It’s telling that Boston’s mayoral candidates would hold meetings and forums in places like Freedom House and the Reggie Lewis Track and Athletic Center in Roxbury, as detailed in the Banner’s article, “Mayoral hopefuls sling barbs at RCC forums” (Sept. 10, 2009). These places are important because they demonstrate and symbolize the work ethic, commitment and determination for progressive change critical to people of color in our city.
The drive and dedication to community represented by the late Reggie Lewis of the Celtics and by Otto and Muriel Snowden of Freedom House are displays of character that bode well for candidates. Given the poor turnout in our last municipal election, candidates vying for votes see a pivotal voting bloc, and well they should.
But we swing voters need to take care and take stock when politicians come knocking!
We ought to be asking why people of color in Boston are still trying to attain parity in education, employment and housing some 60 years after the founding of Freedom House. If history provides any insight, our future looks bleak.
The Snowdens understood that grassroots efforts for fair housing complemented by a focus on education not only addressed the lack of economic and cultural vitality in a community, but also served as a catalyst for advocating agendas for progressive public policy. In essence, Freedom House was the birth of the modern-day community development corporation (CDC), before the turbulent civil unrest of the late ’60s.
While calls to end the Boston Redevelopment Authority and the contract favoritism it breeds between developers and viable CDCs seem fair, it’s also fair to ask if we now favor a viable CDC over nascent minority or small businesses in contracting, particularly when the nonprofit status of a CDC affords bidding leverage over smaller companies and a when a poorer effort at fulfilling the Boston Jobs Policy further weakens our communities of color.
When a CDC sheds its mission of educational services in lieu of producing more housing because such efforts are deeply subsidized and less risky to the bottom line, it hurts, because housing by itself is not an economic plan. If a CDC were required to provide local jobs for each housing unit built, economics would improve.

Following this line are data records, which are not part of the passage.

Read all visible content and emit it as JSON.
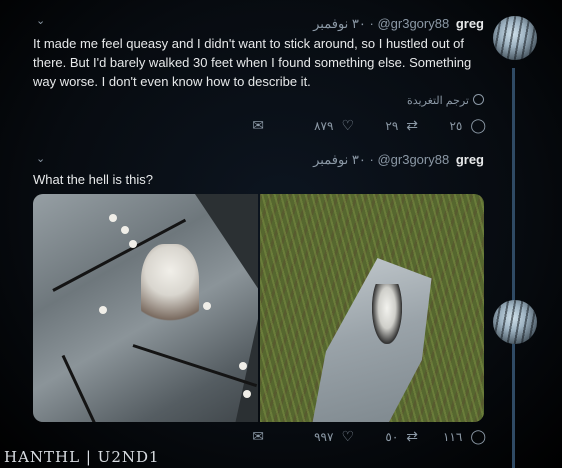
{
  "tweets": [
    {
      "name": "greg",
      "handle": "@gr3gory88",
      "date": "٣٠ نوفمبر",
      "text": "It made me feel queasy and I didn't want to stick around, so I hustled out of there. But I'd barely walked 30 feet when I found something else. Something way worse. I don't even know how to describe it.",
      "translate_label": "ترجم التغريدة",
      "replies": "٢٥",
      "retweets": "٢٩",
      "likes": "٨٧٩"
    },
    {
      "name": "greg",
      "handle": "@gr3gory88",
      "date": "٣٠ نوفمبر",
      "text": "What the hell is this?",
      "replies": "١١٦",
      "retweets": "٥٠",
      "likes": "٩٩٧"
    }
  ],
  "icons": {
    "reply": "speech-bubble-icon",
    "retweet": "retweet-icon",
    "like": "heart-icon",
    "share": "share-icon",
    "menu": "chevron-down-icon",
    "globe": "globe-icon"
  },
  "watermark": "HANTHL | U2ND1",
  "colors": {
    "background": "#000000",
    "text": "#e7e9ea",
    "muted": "#8b98a5",
    "thread_line": "#2f4a64"
  }
}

Given chronic educational shortfalls, constant adjustments with housing and employment are required to make up the deficit, which will only lift more out of poverty. The Snowdens understood this, too, while many of our CDCs of today have forgotten.

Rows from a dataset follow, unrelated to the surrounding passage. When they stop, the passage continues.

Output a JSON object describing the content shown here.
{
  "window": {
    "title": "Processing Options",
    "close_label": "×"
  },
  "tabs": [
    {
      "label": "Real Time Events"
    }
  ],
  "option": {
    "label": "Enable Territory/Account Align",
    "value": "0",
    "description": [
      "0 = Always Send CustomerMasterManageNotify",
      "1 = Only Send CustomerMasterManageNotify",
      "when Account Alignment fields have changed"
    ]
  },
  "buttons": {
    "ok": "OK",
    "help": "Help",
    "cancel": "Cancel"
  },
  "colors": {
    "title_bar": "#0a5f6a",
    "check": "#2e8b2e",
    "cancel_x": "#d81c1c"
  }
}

This election really is about us. So when are we going to take a chance on ourselves? When do we stop outsourcing development of our dreams and talents to folks who don’t have any skin in the game? We can deliver viable, sustainable communities for all, but not until we break the current status quo and get back to a planning process blueprinted by institutions like Freedom House.